Currently on view at Matthew Marks’s spacious West 22nd Street location, a trio of artists, Lutz Bacher, Nayland Blake and Vincent Fecteau (who also takes on curator duties here) have collaborated on a striking and unique investigation of time and history. Meant to serve in part as a re-creation of Fecteau’s first solo exhibition, the show twists a series of diverse narratives and conceptual ties among the artists into a unique interpretation of the past.
Fecteau’s first show, Ben, originally presented twenty-five years ago at Kiki, a short-lived but influential artist-run gallery in San Francisco’s Mission District, drew its title from the strange Michael Jackson theme song for the film about a boy’s love for his pet rat, and featured a series of strange collages that mixed together photographs of cats, sculptures made from old shoeboxes, and eggshells painted to look like eyes. The works’ peculiar interrogation of Fecteau’s interests, unnerving assemblages of materiality that seem to both challenge the viewer and play on the idea of scale (some of the collaged images of cats tower up the wall of the space), the colorful fusions of material seem to hint at a body always held just out of reach, as if always hinting at the creator or an absent user but never immediately confronting that presence.
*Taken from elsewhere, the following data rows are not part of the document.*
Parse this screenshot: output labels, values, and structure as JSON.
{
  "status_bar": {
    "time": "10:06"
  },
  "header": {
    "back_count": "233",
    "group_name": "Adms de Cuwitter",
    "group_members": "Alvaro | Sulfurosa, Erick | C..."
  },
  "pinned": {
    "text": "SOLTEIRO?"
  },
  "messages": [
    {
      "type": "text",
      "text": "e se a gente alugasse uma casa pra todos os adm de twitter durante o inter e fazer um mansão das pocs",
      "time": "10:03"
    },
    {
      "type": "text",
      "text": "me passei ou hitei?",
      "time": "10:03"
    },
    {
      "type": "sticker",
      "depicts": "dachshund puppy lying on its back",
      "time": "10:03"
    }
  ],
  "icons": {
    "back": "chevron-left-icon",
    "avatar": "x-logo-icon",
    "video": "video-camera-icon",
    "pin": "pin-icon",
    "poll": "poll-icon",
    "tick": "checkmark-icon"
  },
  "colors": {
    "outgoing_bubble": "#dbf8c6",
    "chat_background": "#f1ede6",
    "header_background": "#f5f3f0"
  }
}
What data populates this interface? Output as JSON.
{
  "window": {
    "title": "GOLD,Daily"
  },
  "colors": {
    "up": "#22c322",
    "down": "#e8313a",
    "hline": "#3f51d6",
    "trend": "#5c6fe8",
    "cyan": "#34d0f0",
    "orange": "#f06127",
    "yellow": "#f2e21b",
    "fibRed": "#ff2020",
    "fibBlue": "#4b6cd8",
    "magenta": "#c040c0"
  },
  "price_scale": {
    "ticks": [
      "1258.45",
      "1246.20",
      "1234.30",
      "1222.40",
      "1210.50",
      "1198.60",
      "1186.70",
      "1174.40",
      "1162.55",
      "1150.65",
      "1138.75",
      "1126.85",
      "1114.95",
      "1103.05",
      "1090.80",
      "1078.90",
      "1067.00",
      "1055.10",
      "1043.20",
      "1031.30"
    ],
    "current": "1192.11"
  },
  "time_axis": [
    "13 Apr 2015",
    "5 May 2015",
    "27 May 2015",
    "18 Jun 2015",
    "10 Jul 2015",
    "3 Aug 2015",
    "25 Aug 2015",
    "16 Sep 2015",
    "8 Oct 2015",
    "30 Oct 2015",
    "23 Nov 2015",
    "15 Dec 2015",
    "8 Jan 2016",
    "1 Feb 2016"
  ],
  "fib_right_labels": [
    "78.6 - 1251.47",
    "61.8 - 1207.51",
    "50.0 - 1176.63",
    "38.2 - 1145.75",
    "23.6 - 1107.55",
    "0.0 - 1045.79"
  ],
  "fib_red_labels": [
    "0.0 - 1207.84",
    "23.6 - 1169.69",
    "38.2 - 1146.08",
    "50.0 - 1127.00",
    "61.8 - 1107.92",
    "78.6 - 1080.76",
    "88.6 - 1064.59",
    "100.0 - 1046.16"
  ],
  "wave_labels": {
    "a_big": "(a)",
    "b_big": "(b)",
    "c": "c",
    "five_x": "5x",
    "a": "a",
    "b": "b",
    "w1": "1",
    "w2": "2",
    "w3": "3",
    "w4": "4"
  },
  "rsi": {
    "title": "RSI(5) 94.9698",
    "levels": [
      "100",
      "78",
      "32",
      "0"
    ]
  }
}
These elements are complicated by a series of intriguing ties to his fellow artists on view. Bacher’s sculpture Big Boy (1992) replicates an anatomically detailed stuffed doll, like those used in child-abuse assessments, but expands it to larger than human size. Rather than suspending the body as in Fecteau’s works, Bacher’s piece in the show seems to present a body in its place, one that helps to animate and elaborate on the systems of meaning snaking throughout the gallery. By contrast, Blake’s work in the show seems to have a particularly concrete tie to Fecteau’s time in San Francisco as well, having employed Fecteau in his studio and introduced him to Bacher. Fecteau ultimately helped in the production of Bacher’s piece.
It’s an interesting series of conceptual riffs that unfold as a result throughout the show. While Fecteau’s work seems to present the body in absence, as an implied subject, the works he helped make for other artists during the time prioritize the body. The show, in turn, becomes something like a tracing of shadows and influences across each artist’s body of work, a fascinating study in aesthetics and community as multiple voices speak in unison.
The show closes April 20th.
— D. Creahan
Magic Ben Big Boy at Matthew Marks [Exhibition Site]